Upon his arrival, Abdille surrendered to INS officials. On May 19, 1999, INS issued an Order to Show Cause, charging Abdille with removability under 8 U.S.C. § 1182(a)(7)(A)(i)(I), as an immigrant not in possession of a valid immigrant visa or entry document, and 8 U.S.C. § 1182(a)(7)(A)(i)(II), as an immigrant in possession of a visa not properly issued. Abdille sought asylum and withholding of removal relief both from Somalia and from South Africa. The IJ denied Abdille's asylum request with respect to Somalia, on the ground that he had firmly resettled in South Africa, and denied his asylum request with respect to South Africa, on the ground that he had failed to demonstrate persecution or a well-founded fear of persecution.3 Abdille appealed, but the BIA similarly denied his...

To continue reading

Request your trial
261 cases
  • Del. Riverkeeper Network v. Pa. Dep't of Transp.
    • United States
    • U.S. District Court — Eastern District of Pennsylvania
    • August 20, 2020
    ...conclusion, but compels it." Yitang Sheng v. Att'y Gen. of U.S., 365 F. App'x 408, 410 (3d Cir. 2010) (quoting Abdille v. Ashcroft, 242 F.3d 477, 483-84 (3d Cir. 2001)). This narrow scope of review is designed "to avoid substituting a court's judgment for that of the agency." Dorley, 119 F.......
  • Li v. Attorney General of U.S.
    • United States
    • U.S. Court of Appeals — Third Circuit
    • March 10, 2005
    ...the BIA's findings must be upheld "unless the evidence not only supports a contrary conclusion, but compels it." Abdille v. Ashcroft, 242 F.3d 477, 483-84 (3d Cir.2001). Therefore, we must uphold the BIA's factual findings if they are "supported by reasonable, substantial, and probative evi......
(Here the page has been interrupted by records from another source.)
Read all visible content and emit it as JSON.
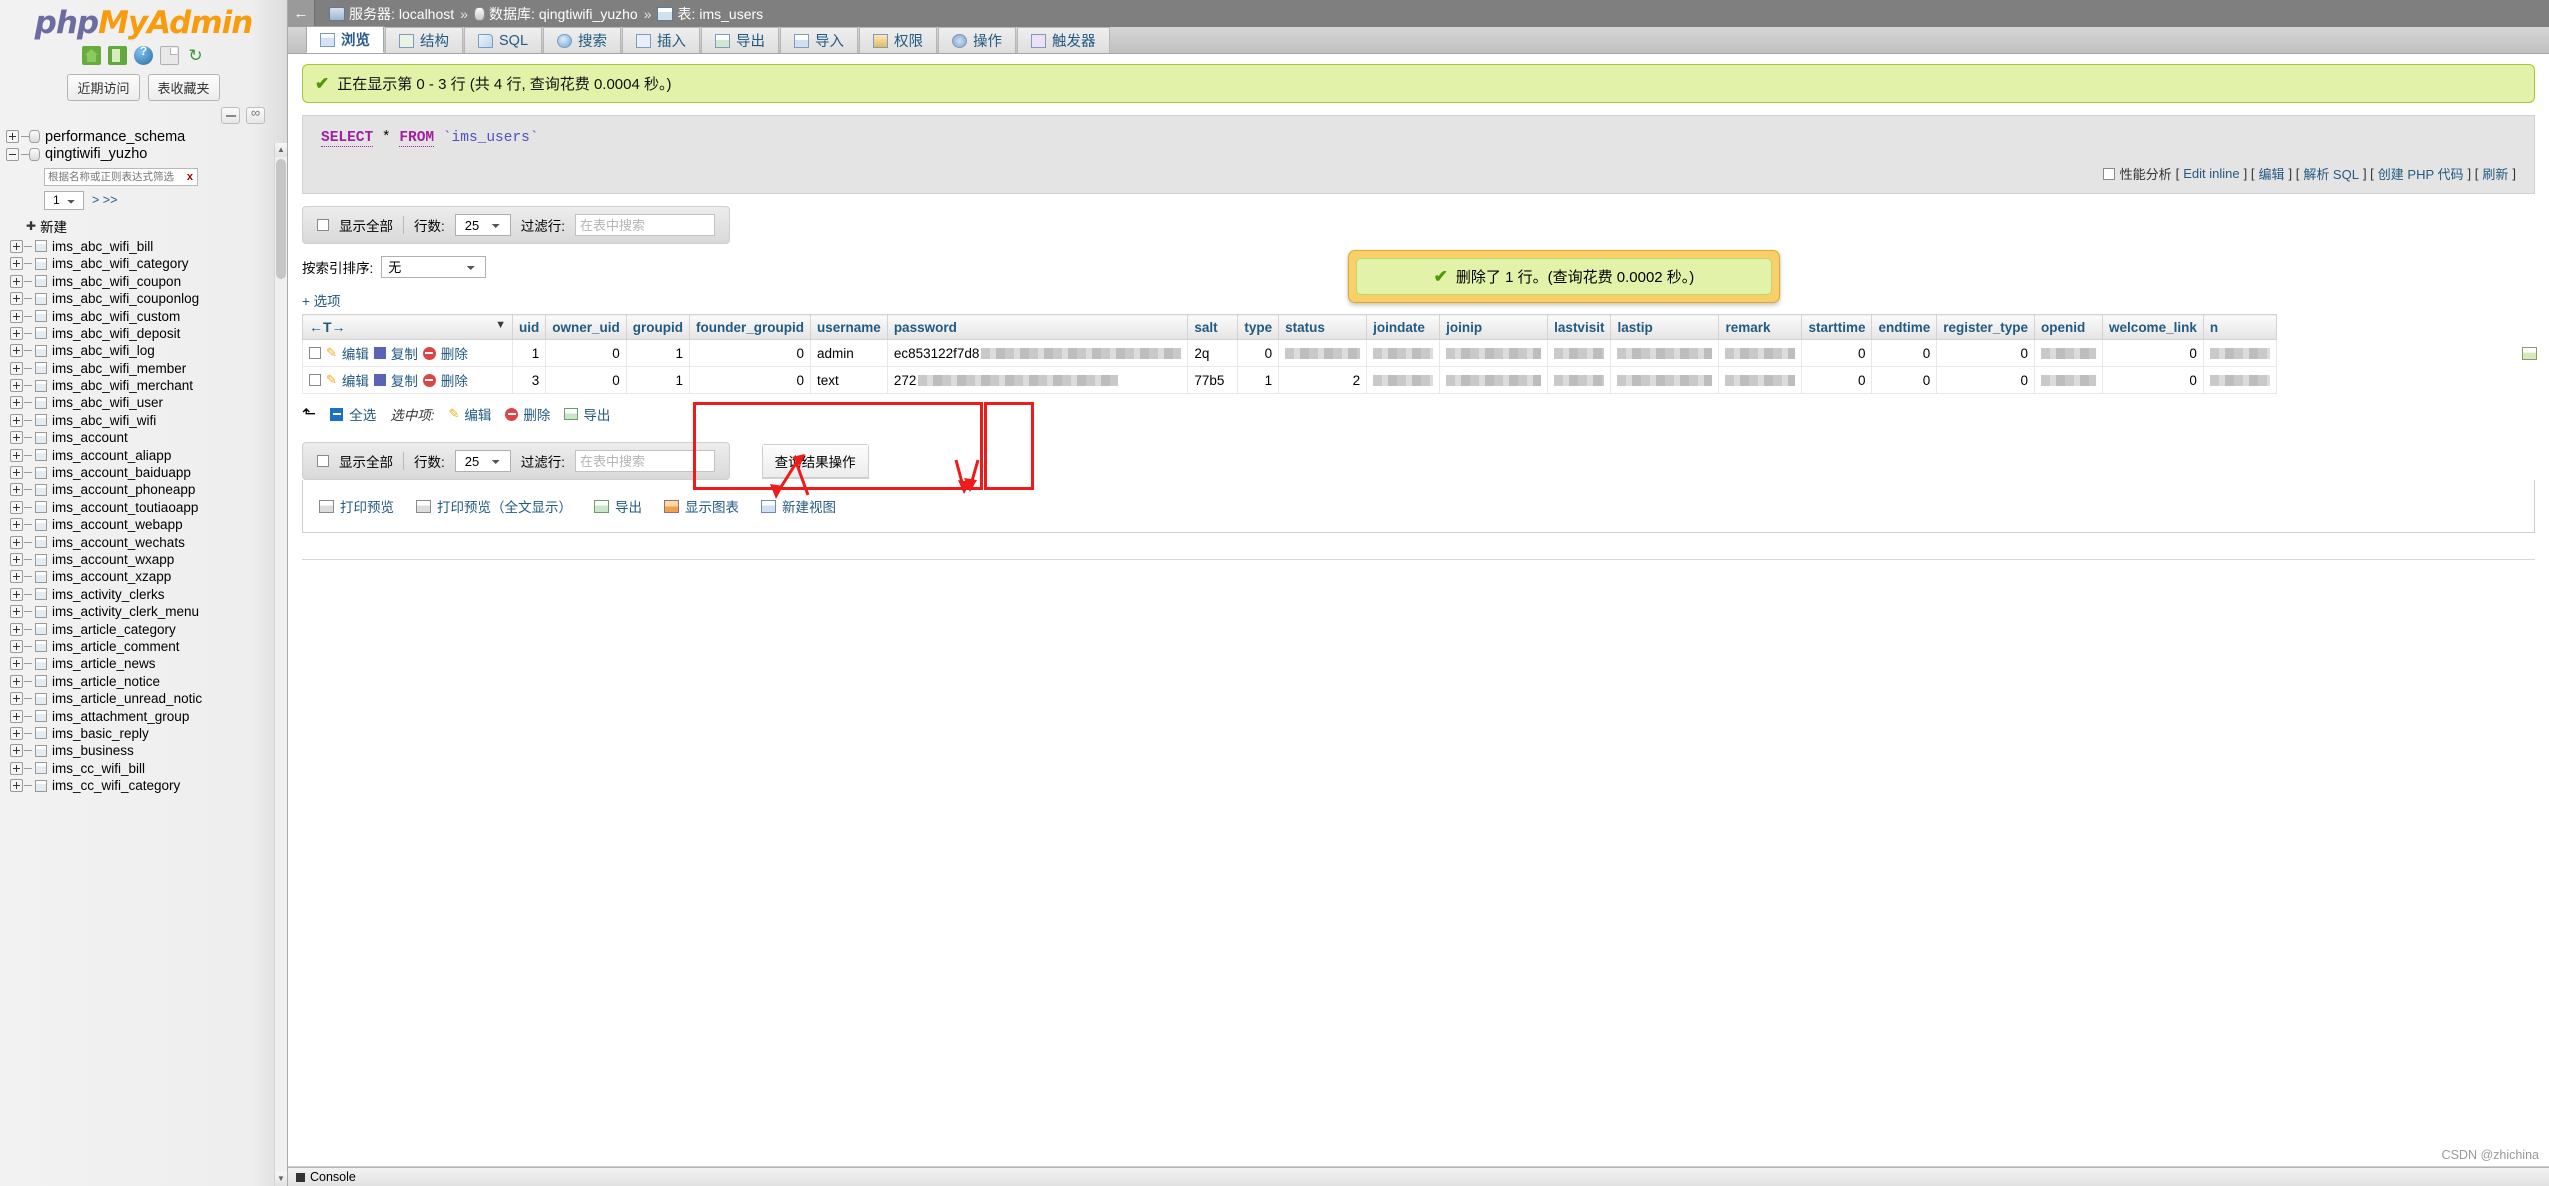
{
  "sidebar": {
    "logo": {
      "php": "php",
      "my": "My",
      "admin": "Admin"
    },
    "icons": [
      {
        "name": "home-icon",
        "title": "主页"
      },
      {
        "name": "logout-icon",
        "title": "退出"
      },
      {
        "name": "help-icon",
        "title": "帮助"
      },
      {
        "name": "docs-icon",
        "title": "文档"
      },
      {
        "name": "reload-icon",
        "title": "重新加载"
      }
    ],
    "chips": [
      {
        "label": "近期访问"
      },
      {
        "label": "表收藏夹"
      }
    ],
    "mini_buttons": [
      {
        "name": "collapse-tree-button"
      },
      {
        "name": "toggle-link-button"
      }
    ],
    "databases": [
      {
        "label": "performance_schema",
        "expanded": false
      },
      {
        "label": "qingtiwifi_yuzho",
        "expanded": true
      }
    ],
    "filter": {
      "placeholder": "根据名称或正则表达式筛选",
      "value": "",
      "clear_label": "x"
    },
    "page_select": "1",
    "page_next": "> >>",
    "new_label": "新建",
    "tables": [
      "ims_abc_wifi_bill",
      "ims_abc_wifi_category",
      "ims_abc_wifi_coupon",
      "ims_abc_wifi_couponlog",
      "ims_abc_wifi_custom",
      "ims_abc_wifi_deposit",
      "ims_abc_wifi_log",
      "ims_abc_wifi_member",
      "ims_abc_wifi_merchant",
      "ims_abc_wifi_user",
      "ims_abc_wifi_wifi",
      "ims_account",
      "ims_account_aliapp",
      "ims_account_baiduapp",
      "ims_account_phoneapp",
      "ims_account_toutiaoapp",
      "ims_account_webapp",
      "ims_account_wechats",
      "ims_account_wxapp",
      "ims_account_xzapp",
      "ims_activity_clerks",
      "ims_activity_clerk_menu",
      "ims_article_category",
      "ims_article_comment",
      "ims_article_news",
      "ims_article_notice",
      "ims_article_unread_notic",
      "ims_attachment_group",
      "ims_basic_reply",
      "ims_business",
      "ims_cc_wifi_bill",
      "ims_cc_wifi_category"
    ]
  },
  "topbar": {
    "back_label": "←",
    "breadcrumb": {
      "server_label": "服务器:",
      "server_value": "localhost",
      "db_label": "数据库:",
      "db_value": "qingtiwifi_yuzho",
      "table_label": "表:",
      "table_value": "ims_users",
      "separator": "»"
    }
  },
  "tabs": [
    {
      "label": "浏览",
      "icon": "browse-icon",
      "active": true
    },
    {
      "label": "结构",
      "icon": "structure-icon",
      "active": false
    },
    {
      "label": "SQL",
      "icon": "sql-icon",
      "active": false
    },
    {
      "label": "搜索",
      "icon": "search-icon",
      "active": false
    },
    {
      "label": "插入",
      "icon": "insert-icon",
      "active": false
    },
    {
      "label": "导出",
      "icon": "export-icon",
      "active": false
    },
    {
      "label": "导入",
      "icon": "import-icon",
      "active": false
    },
    {
      "label": "权限",
      "icon": "privileges-icon",
      "active": false
    },
    {
      "label": "操作",
      "icon": "operations-icon",
      "active": false
    },
    {
      "label": "触发器",
      "icon": "triggers-icon",
      "active": false
    }
  ],
  "alert": {
    "text": "正在显示第 0 - 3 行 (共 4 行, 查询花费 0.0004 秒。)"
  },
  "sql": {
    "keyword_select": "SELECT",
    "star": "*",
    "keyword_from": "FROM",
    "table": "`ims_users`",
    "profiling_label": "性能分析",
    "links": [
      {
        "label": "Edit inline"
      },
      {
        "label": "编辑"
      },
      {
        "label": "解析 SQL"
      },
      {
        "label": "创建 PHP 代码"
      },
      {
        "label": "刷新"
      }
    ]
  },
  "toolbar_top": {
    "show_all_label": "显示全部",
    "rows_label": "行数:",
    "rows_value": "25",
    "filter_label": "过滤行:",
    "filter_placeholder": "在表中搜索",
    "filter_value": ""
  },
  "sort": {
    "label": "按索引排序:",
    "value": "无"
  },
  "options_link": "+ 选项",
  "table": {
    "nav_arrows": "←T→",
    "sort_caret": "▼",
    "columns": [
      "uid",
      "owner_uid",
      "groupid",
      "founder_groupid",
      "username",
      "password",
      "salt",
      "type",
      "status",
      "joindate",
      "joinip",
      "lastvisit",
      "lastip",
      "remark",
      "starttime",
      "endtime",
      "register_type",
      "openid",
      "welcome_link",
      "n"
    ],
    "row_actions": {
      "edit": "编辑",
      "copy": "复制",
      "delete": "删除"
    },
    "rows": [
      {
        "uid": "1",
        "owner_uid": "0",
        "groupid": "1",
        "founder_groupid": "0",
        "username": "admin",
        "password": "ec853122f7d8",
        "salt": "2q",
        "type": "0",
        "status": "",
        "joindate": "",
        "joinip": "",
        "lastvisit": "",
        "lastip": "",
        "remark": "",
        "starttime": "0",
        "endtime": "0",
        "register_type": "0",
        "openid": "",
        "welcome_link": "0"
      },
      {
        "uid": "3",
        "owner_uid": "0",
        "groupid": "1",
        "founder_groupid": "0",
        "username": "text",
        "password": "272",
        "salt": "77b5",
        "type": "1",
        "status": "2",
        "joindate": "",
        "joinip": "",
        "lastvisit": "",
        "lastip": "",
        "remark": "",
        "starttime": "0",
        "endtime": "0",
        "register_type": "0",
        "openid": "",
        "welcome_link": "0"
      }
    ]
  },
  "table_footer": {
    "select_all": "全选",
    "with_selected": "选中项:",
    "edit": "编辑",
    "delete": "删除",
    "export": "导出"
  },
  "toolbar_bottom": {
    "show_all_label": "显示全部",
    "rows_label": "行数:",
    "rows_value": "25",
    "filter_label": "过滤行:",
    "filter_placeholder": "在表中搜索",
    "filter_value": ""
  },
  "query_results": {
    "title": "查询结果操作",
    "actions": [
      {
        "label": "打印预览",
        "icon": "print-icon"
      },
      {
        "label": "打印预览（全文显示）",
        "icon": "print-full-icon"
      },
      {
        "label": "导出",
        "icon": "export-icon"
      },
      {
        "label": "显示图表",
        "icon": "chart-icon"
      },
      {
        "label": "新建视图",
        "icon": "view-icon"
      }
    ]
  },
  "delete_toast": {
    "text": "删除了 1 行。(查询花费 0.0002 秒。)"
  },
  "console": {
    "label": "Console"
  },
  "watermark": "CSDN @zhichina",
  "colors": {
    "accent_blue": "#235a81",
    "alert_green_bg": "#e2f2a8",
    "alert_green_border": "#a4c639",
    "toast_orange": "#f8cf69",
    "annotation_red": "#ee1b1b",
    "topbar_gray": "#7f7f7f"
  }
}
  • Auguste v. Ridge
    • United States
    • U.S. Court of Appeals — Third Circuit
    • January 20, 2005
    ...narrower because the BIA's interpretation and application of its own regulations is entitled to "great deference." See Abdille v. Ashcroft, 242 F.3d 477, 484 (3d Cir.2001). This deference "to the Executive Branch is especially appropriate in the immigration context where officials exercise ......
  • Maharaj v. Gonzales, 03-71066.
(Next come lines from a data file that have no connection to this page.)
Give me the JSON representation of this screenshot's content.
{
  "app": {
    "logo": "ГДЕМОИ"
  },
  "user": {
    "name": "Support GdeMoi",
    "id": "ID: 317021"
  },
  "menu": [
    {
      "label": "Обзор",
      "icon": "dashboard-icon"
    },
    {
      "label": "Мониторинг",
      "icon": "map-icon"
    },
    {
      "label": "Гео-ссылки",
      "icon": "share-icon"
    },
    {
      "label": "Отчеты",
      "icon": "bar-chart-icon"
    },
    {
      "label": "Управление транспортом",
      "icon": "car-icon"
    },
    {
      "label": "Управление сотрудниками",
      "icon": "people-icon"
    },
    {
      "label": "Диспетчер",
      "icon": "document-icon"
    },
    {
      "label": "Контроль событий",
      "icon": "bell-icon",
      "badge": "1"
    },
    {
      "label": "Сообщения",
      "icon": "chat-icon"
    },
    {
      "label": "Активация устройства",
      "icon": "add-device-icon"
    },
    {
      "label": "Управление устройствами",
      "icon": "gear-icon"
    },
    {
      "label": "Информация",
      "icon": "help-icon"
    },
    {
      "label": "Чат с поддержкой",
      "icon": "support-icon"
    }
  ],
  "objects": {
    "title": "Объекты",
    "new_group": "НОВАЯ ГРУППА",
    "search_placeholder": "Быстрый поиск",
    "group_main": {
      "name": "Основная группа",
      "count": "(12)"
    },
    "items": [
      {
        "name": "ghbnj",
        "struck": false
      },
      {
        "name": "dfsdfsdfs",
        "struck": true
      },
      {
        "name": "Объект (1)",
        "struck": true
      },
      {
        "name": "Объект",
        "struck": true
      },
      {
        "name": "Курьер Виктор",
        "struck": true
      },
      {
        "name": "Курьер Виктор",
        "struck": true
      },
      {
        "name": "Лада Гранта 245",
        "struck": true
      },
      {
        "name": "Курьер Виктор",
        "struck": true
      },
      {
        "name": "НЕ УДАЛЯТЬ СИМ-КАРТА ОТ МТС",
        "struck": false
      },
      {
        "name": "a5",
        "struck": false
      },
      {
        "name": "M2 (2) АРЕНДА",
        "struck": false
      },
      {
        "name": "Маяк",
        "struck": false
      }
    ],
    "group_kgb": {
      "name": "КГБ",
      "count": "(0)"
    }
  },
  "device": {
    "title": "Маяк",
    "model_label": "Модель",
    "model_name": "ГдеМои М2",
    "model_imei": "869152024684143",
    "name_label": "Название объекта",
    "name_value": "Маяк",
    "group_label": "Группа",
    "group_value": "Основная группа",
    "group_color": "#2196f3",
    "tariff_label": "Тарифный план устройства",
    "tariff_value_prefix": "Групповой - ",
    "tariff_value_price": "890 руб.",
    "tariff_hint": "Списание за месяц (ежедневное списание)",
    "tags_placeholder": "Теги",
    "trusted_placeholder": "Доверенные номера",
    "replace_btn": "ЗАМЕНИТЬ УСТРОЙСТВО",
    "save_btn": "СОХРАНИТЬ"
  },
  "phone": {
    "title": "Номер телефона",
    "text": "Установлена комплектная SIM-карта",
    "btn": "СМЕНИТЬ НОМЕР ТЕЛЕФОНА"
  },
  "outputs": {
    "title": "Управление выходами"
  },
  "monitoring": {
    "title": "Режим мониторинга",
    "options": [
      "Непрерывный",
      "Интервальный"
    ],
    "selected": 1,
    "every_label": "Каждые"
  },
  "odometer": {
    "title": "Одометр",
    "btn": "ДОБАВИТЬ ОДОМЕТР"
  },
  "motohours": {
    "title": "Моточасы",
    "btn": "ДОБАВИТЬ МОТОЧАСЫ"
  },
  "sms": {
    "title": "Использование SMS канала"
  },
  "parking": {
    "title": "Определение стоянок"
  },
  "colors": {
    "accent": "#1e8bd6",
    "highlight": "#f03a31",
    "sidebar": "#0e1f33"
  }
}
    • United States
    • U.S. Court of Appeals — Ninth Circuit
    • June 9, 2006
    ...So holding, we align ourselves with Judge Becker's leading opinion for the Court of Appeals for the Third Circuit in Abdille v. Ashcroft, 242 F.3d 477 (3d Cir.2001), and with the substantially similar approach embraced by the First, Seventh, Eighth and Tenth In this case, the IJ lacked suff......
  • Request a trial to view additional results
1 books & journal articles

VLEX uses login cookies to provide you with a better browsing experience. If you click on 'Accept' or continue browsing this site we consider that you accept our cookie policy. ACCEPT